Set in the early 1900s, the book tells the story of young January Scaller, ward of the uber-wealthy Mr. Locke. Within his rambling home, January feels like just another of his treasures: protected, kept behind the safety of glass and stone, and something of a curiosity herself. Her father, who is seldom around, works for Mr. Locke, tracking down and obtaining rarities from around the globe.
As January enters adolescence, three unusual things hint that her life might not be the gray, uninteresting wasteland she believes it will always be. A Black woman arrives, claiming her father sent her to protect January. The dark-eyed son of the Italian grocer brings her a most unruly puppy. And she discovers a Book. A book about world-spanning love, Doors into other dimensions, and a connection to her own life that she can barely believe might be true.
This is a tale of impossible quests, unquenchable love, and not so much coming of age as coming into your own power. If you believe in the power of the story, read this book and pray Ms. Harrow writes many, many more.
"When I was seven, I found a door. I suspect I should capitalize that word, so you understand I'm not talking about your garden- or common-variety door that leads reliably to a white-tiled kitchen or a bedroom closet.

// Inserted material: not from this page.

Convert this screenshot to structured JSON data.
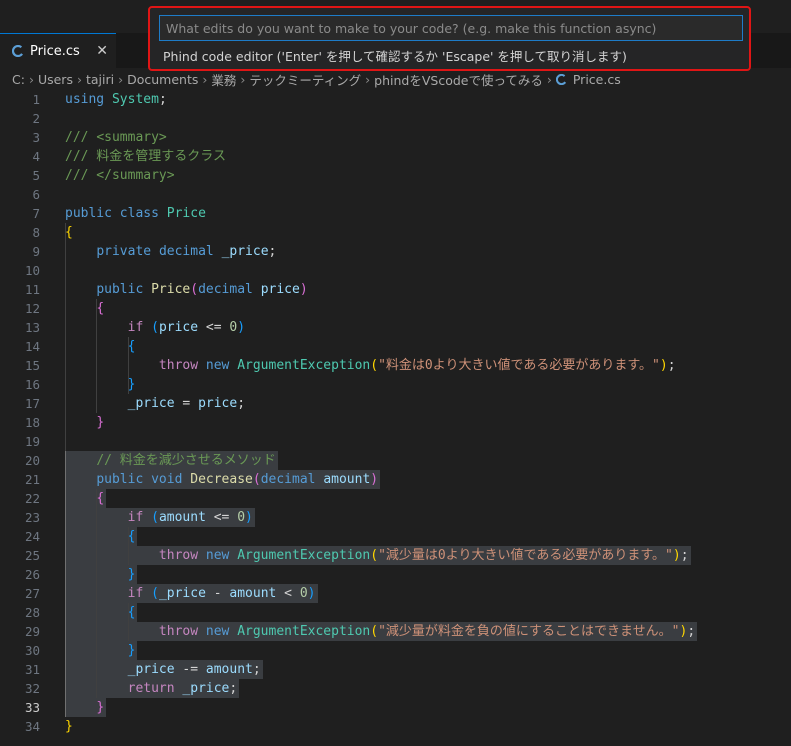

When I was seven, I found a Door. There -- look how tall and proud the word stands on the page now, the belly of that D like a black archway leading into a white nothing...."